§ Task statement
Filter the entries for the string "Orijen". Copy each line that has it.

------ Material for this task

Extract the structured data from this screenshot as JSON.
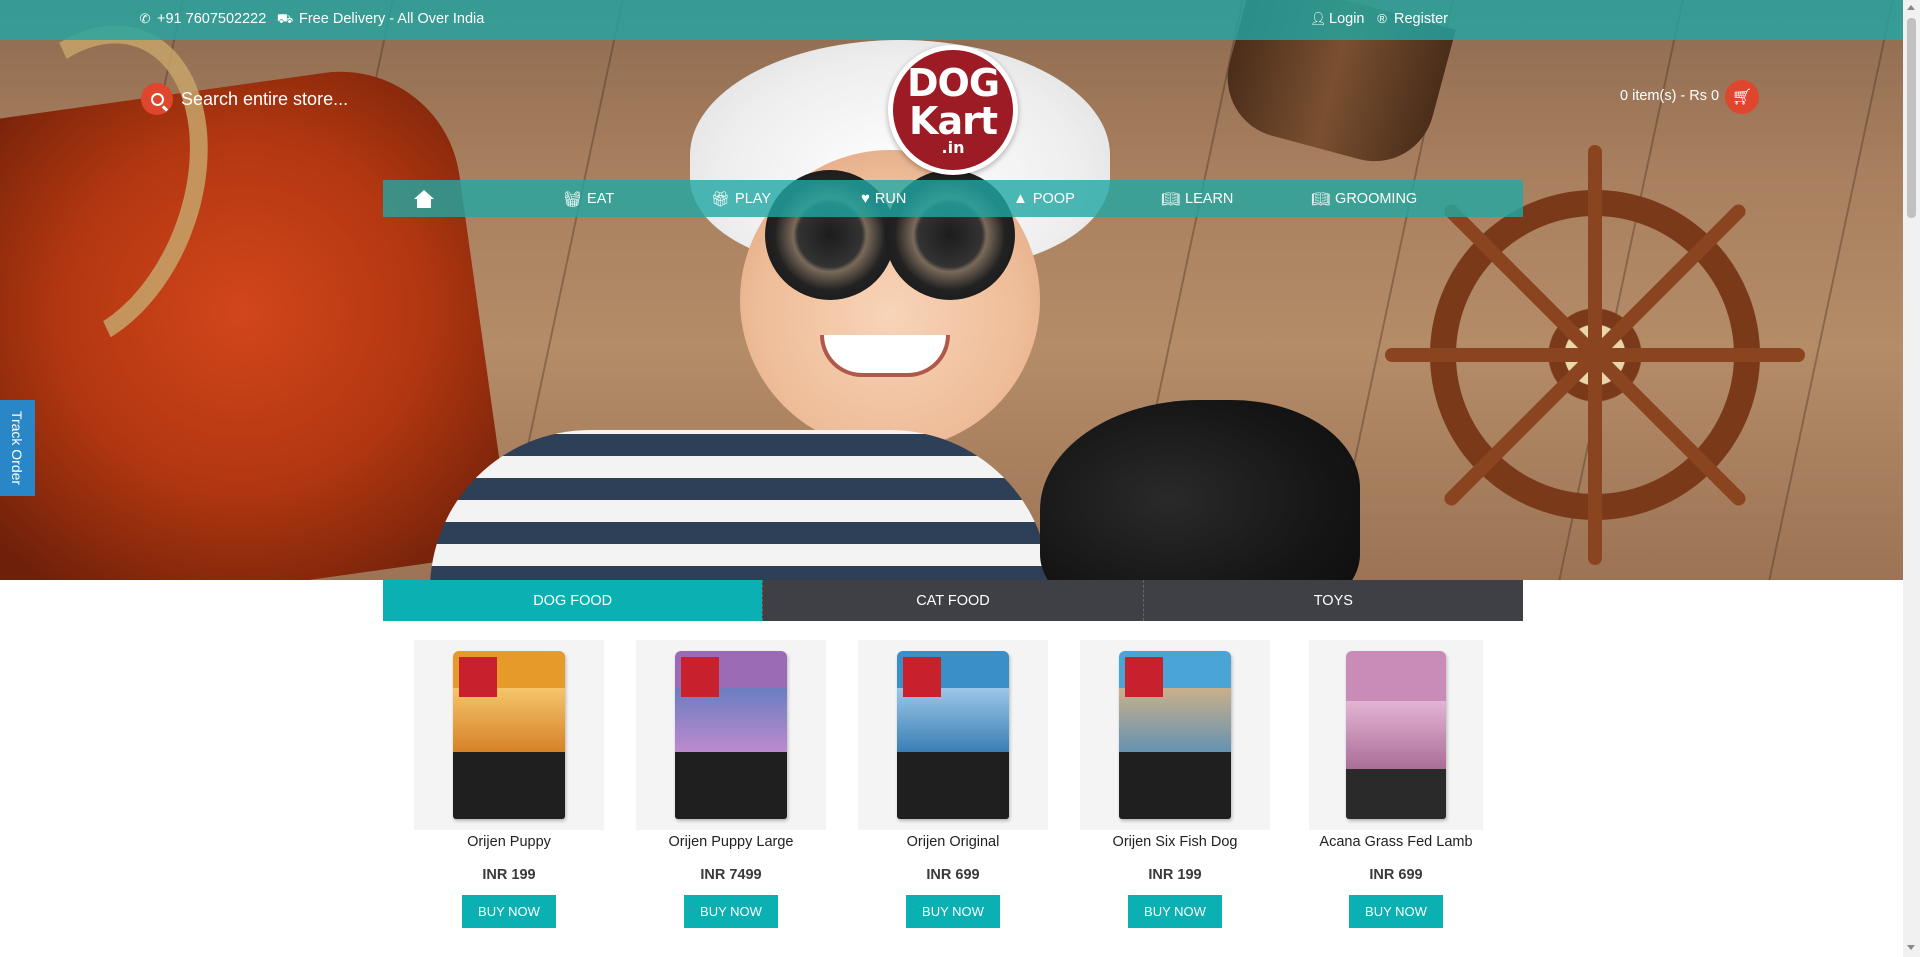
{
  "topbar": {
    "phone": "+91 7607502222",
    "delivery": "Free Delivery - All Over India",
    "login": "Login",
    "register": "Register"
  },
  "search": {
    "placeholder": "Search entire store..."
  },
  "logo": {
    "line1": "DOG",
    "line2": "Kart",
    "line3": ".in"
  },
  "cart": {
    "summary": "0 item(s) - Rs 0"
  },
  "nav": {
    "items": [
      {
        "label": "EAT",
        "icon": "basket-icon"
      },
      {
        "label": "PLAY",
        "icon": "gift-icon"
      },
      {
        "label": "RUN",
        "icon": "heart-icon"
      },
      {
        "label": "POOP",
        "icon": "poop-icon"
      },
      {
        "label": "LEARN",
        "icon": "book-icon"
      },
      {
        "label": "GROOMING",
        "icon": "book-icon"
      }
    ]
  },
  "track_order": "Track Order",
  "tabs": [
    {
      "label": "DOG FOOD",
      "active": true
    },
    {
      "label": "CAT FOOD",
      "active": false
    },
    {
      "label": "TOYS",
      "active": false
    }
  ],
  "products": [
    {
      "name": "Orijen Puppy",
      "price": "INR 199",
      "button": "BUY NOW",
      "color": "#e59a2a"
    },
    {
      "name": "Orijen Puppy Large",
      "price": "INR 7499",
      "button": "BUY NOW",
      "color": "#9b6bb5"
    },
    {
      "name": "Orijen Original",
      "price": "INR 699",
      "button": "BUY NOW",
      "color": "#3b8fc9"
    },
    {
      "name": "Orijen Six Fish Dog",
      "price": "INR 199",
      "button": "BUY NOW",
      "color": "#4aa4d6"
    },
    {
      "name": "Acana Grass Fed Lamb",
      "price": "INR 699",
      "button": "BUY NOW",
      "color": "#c98bb8"
    }
  ],
  "colors": {
    "teal": "#20a8a4",
    "accent_red": "#e0462d",
    "logo_red": "#9c1b25",
    "tab_dark": "#3f3f46",
    "tab_active": "#0bb0b3",
    "track_blue": "#2a87c7"
  }
}
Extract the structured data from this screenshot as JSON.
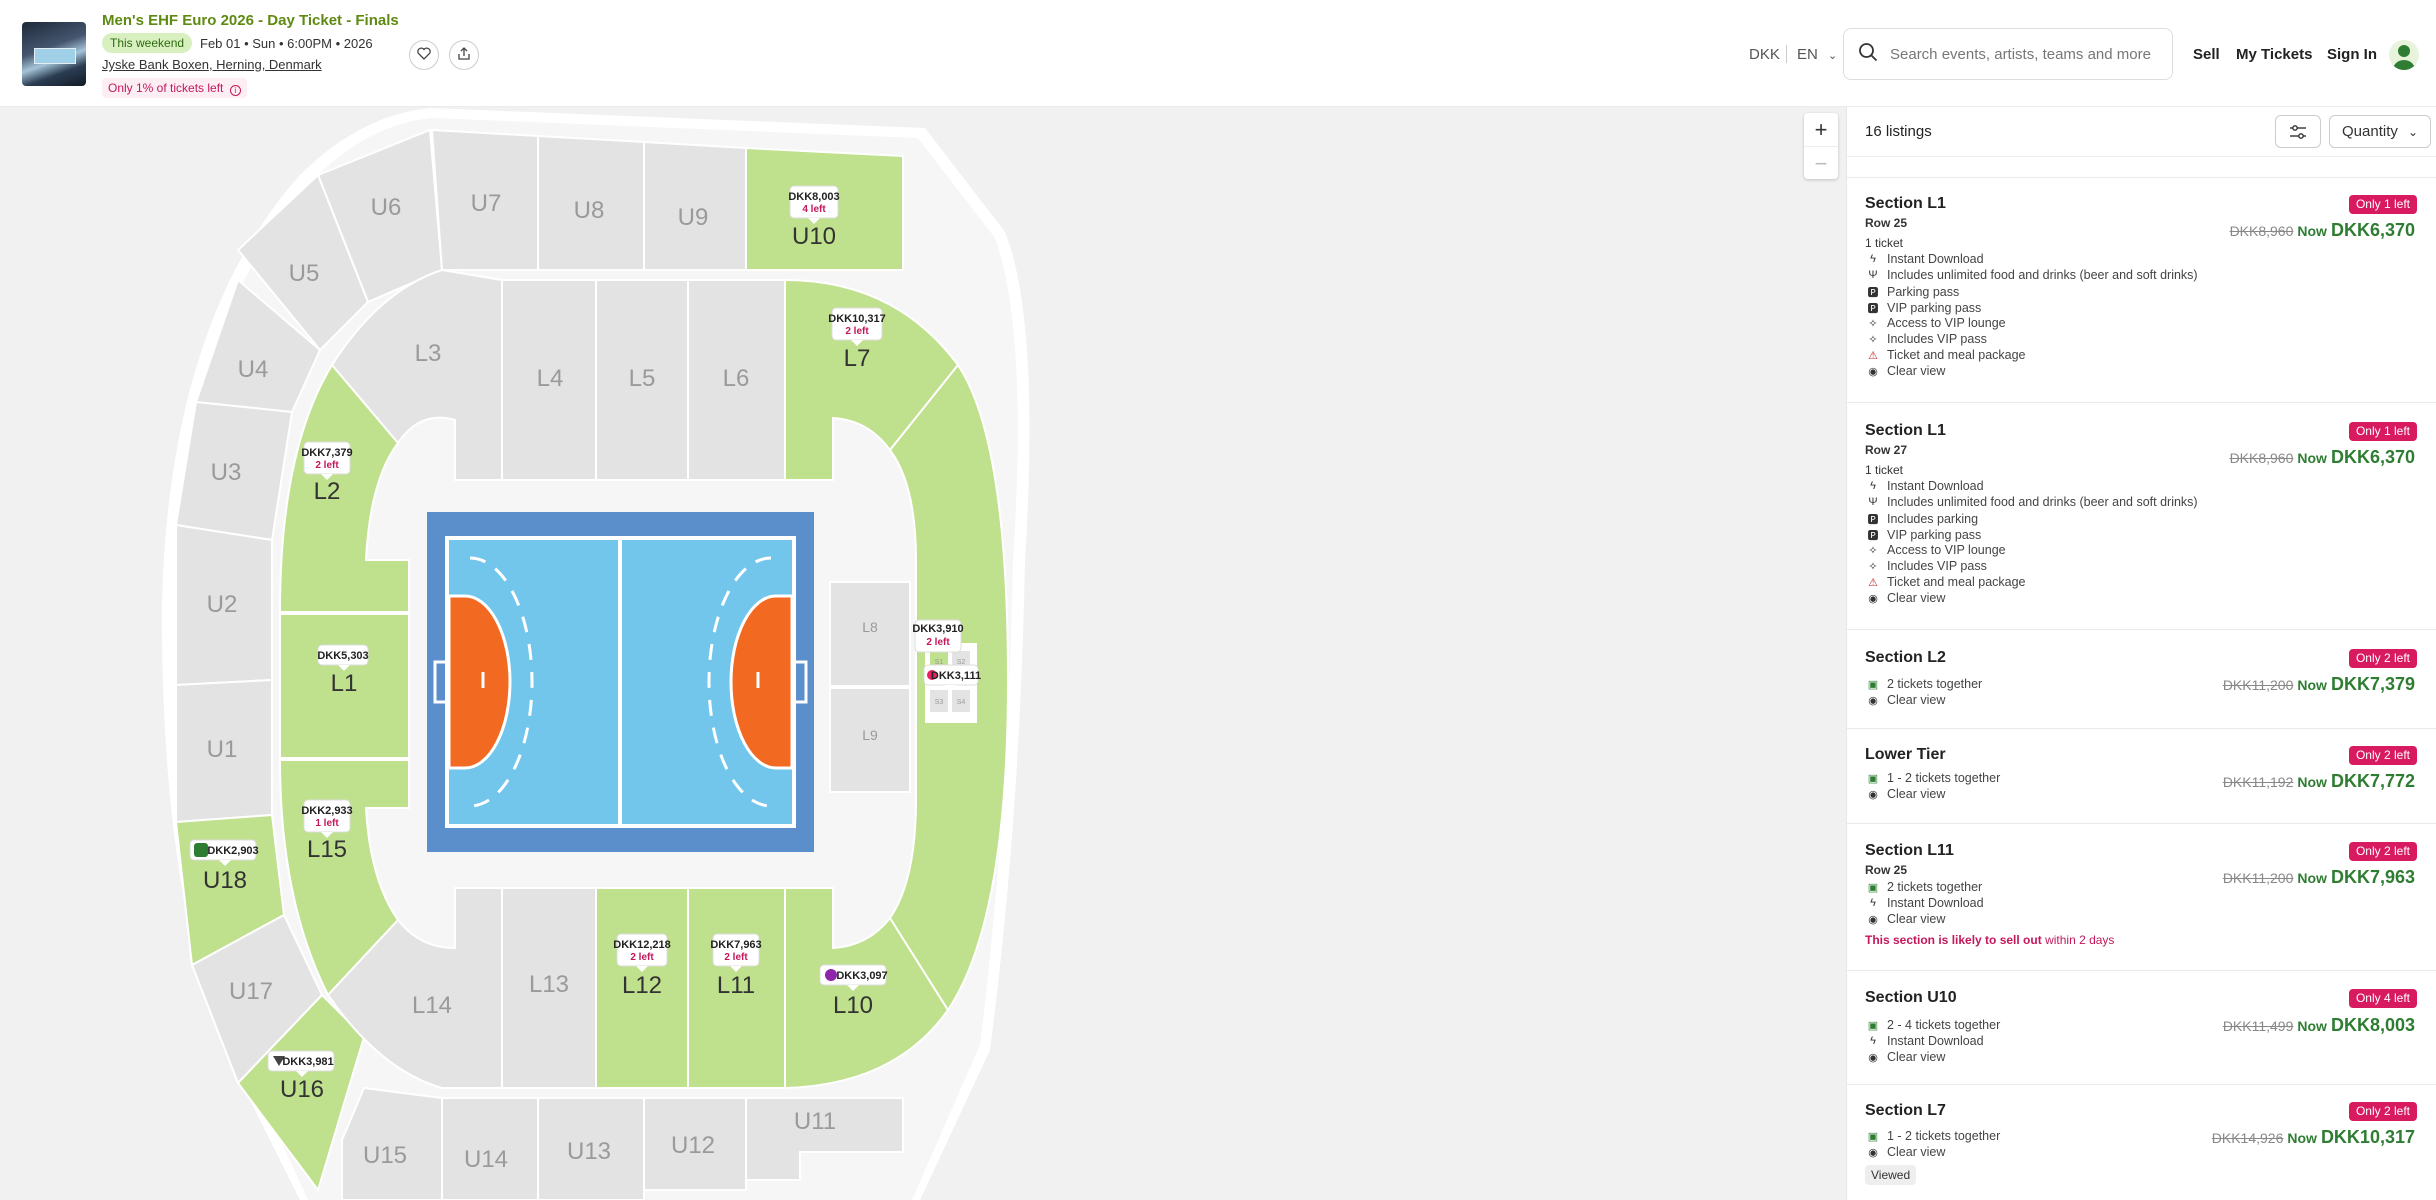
{
  "event": {
    "title": "Men's EHF Euro 2026 - Day Ticket - Finals",
    "badge": "This weekend",
    "date": "Feb 01 • Sun • 6:00PM • 2026",
    "venue": "Jyske Bank Boxen, Herning, Denmark",
    "scarcity": "Only 1% of tickets left"
  },
  "header": {
    "currency": "DKK",
    "language": "EN",
    "search_placeholder": "Search events, artists, teams and more",
    "nav": {
      "sell": "Sell",
      "my_tickets": "My Tickets",
      "sign_in": "Sign In"
    }
  },
  "map": {
    "zoom_in": "+",
    "zoom_out": "−",
    "sections": [
      {
        "id": "U6",
        "label": "U6",
        "available": false
      },
      {
        "id": "U7",
        "label": "U7",
        "available": false
      },
      {
        "id": "U8",
        "label": "U8",
        "available": false
      },
      {
        "id": "U9",
        "label": "U9",
        "available": false
      },
      {
        "id": "U10",
        "label": "U10",
        "available": true
      },
      {
        "id": "U5",
        "label": "U5",
        "available": false
      },
      {
        "id": "U4",
        "label": "U4",
        "available": false
      },
      {
        "id": "U3",
        "label": "U3",
        "available": false
      },
      {
        "id": "U2",
        "label": "U2",
        "available": false
      },
      {
        "id": "U1",
        "label": "U1",
        "available": false
      },
      {
        "id": "U18",
        "label": "U18",
        "available": true
      },
      {
        "id": "U17",
        "label": "U17",
        "available": false
      },
      {
        "id": "U16",
        "label": "U16",
        "available": true
      },
      {
        "id": "U15",
        "label": "U15",
        "available": false
      },
      {
        "id": "U14",
        "label": "U14",
        "available": false
      },
      {
        "id": "U13",
        "label": "U13",
        "available": false
      },
      {
        "id": "U12",
        "label": "U12",
        "available": false
      },
      {
        "id": "U11",
        "label": "U11",
        "available": false
      },
      {
        "id": "L3",
        "label": "L3",
        "available": false
      },
      {
        "id": "L4",
        "label": "L4",
        "available": false
      },
      {
        "id": "L5",
        "label": "L5",
        "available": false
      },
      {
        "id": "L6",
        "label": "L6",
        "available": false
      },
      {
        "id": "L7",
        "label": "L7",
        "available": true
      },
      {
        "id": "L2",
        "label": "L2",
        "available": true
      },
      {
        "id": "L1",
        "label": "L1",
        "available": true
      },
      {
        "id": "L15",
        "label": "L15",
        "available": true
      },
      {
        "id": "L14",
        "label": "L14",
        "available": false
      },
      {
        "id": "L13",
        "label": "L13",
        "available": false
      },
      {
        "id": "L12",
        "label": "L12",
        "available": true
      },
      {
        "id": "L11",
        "label": "L11",
        "available": true
      },
      {
        "id": "L10",
        "label": "L10",
        "available": true
      },
      {
        "id": "L8",
        "label": "L8",
        "available": false
      },
      {
        "id": "L9",
        "label": "L9",
        "available": false
      },
      {
        "id": "R",
        "label": "",
        "available": true
      }
    ],
    "mini_box_labels": [
      "S1",
      "S2",
      "S3",
      "S4"
    ],
    "price_pins": [
      {
        "id": "U10",
        "price": "DKK8,003",
        "left": "4 left",
        "icon": ""
      },
      {
        "id": "L7",
        "price": "DKK10,317",
        "left": "2 left",
        "icon": ""
      },
      {
        "id": "L2",
        "price": "DKK7,379",
        "left": "2 left",
        "icon": ""
      },
      {
        "id": "L1",
        "price": "DKK5,303",
        "left": "",
        "icon": ""
      },
      {
        "id": "L15",
        "price": "DKK2,933",
        "left": "1 left",
        "icon": ""
      },
      {
        "id": "U18",
        "price": "DKK2,903",
        "left": "",
        "icon": "shield-icon"
      },
      {
        "id": "U16",
        "price": "DKK3,981",
        "left": "",
        "icon": "diamond-icon"
      },
      {
        "id": "L12",
        "price": "DKK12,218",
        "left": "2 left",
        "icon": ""
      },
      {
        "id": "L11",
        "price": "DKK7,963",
        "left": "2 left",
        "icon": ""
      },
      {
        "id": "L10",
        "price": "DKK3,097",
        "left": "",
        "icon": "tag-icon"
      },
      {
        "id": "R1",
        "price": "DKK3,910",
        "left": "2 left",
        "icon": ""
      },
      {
        "id": "R2",
        "price": "DKK3,111",
        "left": "",
        "icon": "flame-icon"
      }
    ]
  },
  "panel": {
    "listings_count": "16 listings",
    "quantity_label": "Quantity",
    "listings": [
      {
        "title": "Section L1",
        "row": "Row 25",
        "qty": "1 ticket",
        "badge": "Only 1 left",
        "old_price": "DKK8,960",
        "now_label": "Now",
        "price": "DKK6,370",
        "features": [
          {
            "icon": "lightning-icon",
            "text": "Instant Download"
          },
          {
            "icon": "fork-knife-icon",
            "text": "Includes unlimited food and drinks (beer and soft drinks)"
          },
          {
            "icon": "parking-icon",
            "text": "Parking pass"
          },
          {
            "icon": "parking-icon",
            "text": "VIP parking pass"
          },
          {
            "icon": "sparkle-icon",
            "text": "Access to VIP lounge"
          },
          {
            "icon": "sparkle-icon",
            "text": "Includes VIP pass"
          },
          {
            "icon": "warning-icon",
            "text": "Ticket and meal package"
          },
          {
            "icon": "eye-icon",
            "text": "Clear view"
          }
        ]
      },
      {
        "title": "Section L1",
        "row": "Row 27",
        "qty": "1 ticket",
        "badge": "Only 1 left",
        "old_price": "DKK8,960",
        "now_label": "Now",
        "price": "DKK6,370",
        "features": [
          {
            "icon": "lightning-icon",
            "text": "Instant Download"
          },
          {
            "icon": "fork-knife-icon",
            "text": "Includes unlimited food and drinks (beer and soft drinks)"
          },
          {
            "icon": "parking-icon",
            "text": "Includes parking"
          },
          {
            "icon": "parking-icon",
            "text": "VIP parking pass"
          },
          {
            "icon": "sparkle-icon",
            "text": "Access to VIP lounge"
          },
          {
            "icon": "sparkle-icon",
            "text": "Includes VIP pass"
          },
          {
            "icon": "warning-icon",
            "text": "Ticket and meal package"
          },
          {
            "icon": "eye-icon",
            "text": "Clear view"
          }
        ]
      },
      {
        "title": "Section L2",
        "row": "",
        "qty": "",
        "badge": "Only 2 left",
        "old_price": "DKK11,200",
        "now_label": "Now",
        "price": "DKK7,379",
        "features": [
          {
            "icon": "seats-icon",
            "text": "2 tickets together"
          },
          {
            "icon": "eye-icon",
            "text": "Clear view"
          }
        ]
      },
      {
        "title": "Lower Tier",
        "row": "",
        "qty": "",
        "badge": "Only 2 left",
        "old_price": "DKK11,192",
        "now_label": "Now",
        "price": "DKK7,772",
        "features": [
          {
            "icon": "seats-icon",
            "text": "1 - 2 tickets together"
          },
          {
            "icon": "eye-icon",
            "text": "Clear view"
          }
        ]
      },
      {
        "title": "Section L11",
        "row": "Row 25",
        "qty": "",
        "badge": "Only 2 left",
        "old_price": "DKK11,200",
        "now_label": "Now",
        "price": "DKK7,963",
        "features": [
          {
            "icon": "seats-icon",
            "text": "2 tickets together"
          },
          {
            "icon": "lightning-icon",
            "text": "Instant Download"
          },
          {
            "icon": "eye-icon",
            "text": "Clear view"
          }
        ],
        "sellout": "This section is likely to sell out",
        "sellout_suffix": "within 2 days"
      },
      {
        "title": "Section U10",
        "row": "",
        "qty": "",
        "badge": "Only 4 left",
        "old_price": "DKK11,499",
        "now_label": "Now",
        "price": "DKK8,003",
        "features": [
          {
            "icon": "seats-icon",
            "text": "2 - 4 tickets together"
          },
          {
            "icon": "lightning-icon",
            "text": "Instant Download"
          },
          {
            "icon": "eye-icon",
            "text": "Clear view"
          }
        ]
      },
      {
        "title": "Section L7",
        "row": "",
        "qty": "",
        "badge": "Only 2 left",
        "old_price": "DKK14,926",
        "now_label": "Now",
        "price": "DKK10,317",
        "features": [
          {
            "icon": "seats-icon",
            "text": "1 - 2 tickets together"
          },
          {
            "icon": "eye-icon",
            "text": "Clear view"
          }
        ],
        "viewed": "Viewed"
      }
    ]
  },
  "colors": {
    "available": "#bfe08c",
    "unavailable": "#e3e3e3",
    "court_outer": "#5a8fcb",
    "court_inner": "#72c6ec",
    "goal_area": "#f26a21",
    "price_green": "#2e7d32",
    "badge_pink": "#d81b60",
    "title_green": "#5f8a12"
  }
}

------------

§ Answer to the problem
      "name": "Orijen Puppy",
      "name": "Orijen Puppy Large",
      "name": "Orijen Original",
      "name": "Orijen Six Fish Dog",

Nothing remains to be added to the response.